> **RECORDS TO PROCESS**:
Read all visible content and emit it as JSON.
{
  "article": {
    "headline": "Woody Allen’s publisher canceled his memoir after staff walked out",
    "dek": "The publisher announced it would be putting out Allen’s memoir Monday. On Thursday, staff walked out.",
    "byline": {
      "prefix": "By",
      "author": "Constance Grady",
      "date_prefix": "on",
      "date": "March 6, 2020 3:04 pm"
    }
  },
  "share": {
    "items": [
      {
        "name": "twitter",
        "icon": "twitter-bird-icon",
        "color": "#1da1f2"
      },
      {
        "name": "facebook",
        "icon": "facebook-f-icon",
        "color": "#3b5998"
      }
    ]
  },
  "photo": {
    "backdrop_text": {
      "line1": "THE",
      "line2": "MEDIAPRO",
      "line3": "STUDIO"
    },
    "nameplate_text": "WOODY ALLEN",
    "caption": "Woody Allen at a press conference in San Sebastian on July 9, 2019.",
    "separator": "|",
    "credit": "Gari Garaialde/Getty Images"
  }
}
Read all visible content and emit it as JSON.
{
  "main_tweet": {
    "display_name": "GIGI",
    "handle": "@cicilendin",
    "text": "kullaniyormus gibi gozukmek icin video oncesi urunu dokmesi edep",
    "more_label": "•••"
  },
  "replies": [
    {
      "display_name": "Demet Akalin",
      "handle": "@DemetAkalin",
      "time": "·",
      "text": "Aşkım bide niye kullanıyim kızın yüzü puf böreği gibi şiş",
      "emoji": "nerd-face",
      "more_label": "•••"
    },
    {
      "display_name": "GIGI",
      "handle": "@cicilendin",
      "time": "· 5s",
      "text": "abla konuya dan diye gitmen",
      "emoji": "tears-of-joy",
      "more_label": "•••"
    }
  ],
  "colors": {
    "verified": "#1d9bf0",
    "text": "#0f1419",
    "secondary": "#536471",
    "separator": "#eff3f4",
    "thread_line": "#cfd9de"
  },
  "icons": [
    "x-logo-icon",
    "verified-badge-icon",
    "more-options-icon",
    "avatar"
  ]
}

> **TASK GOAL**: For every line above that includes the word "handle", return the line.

> **WRITTEN RESPONSE**:
    "handle": "@cicilendin",
      "handle": "@DemetAkalin",
      "handle": "@cicilendin",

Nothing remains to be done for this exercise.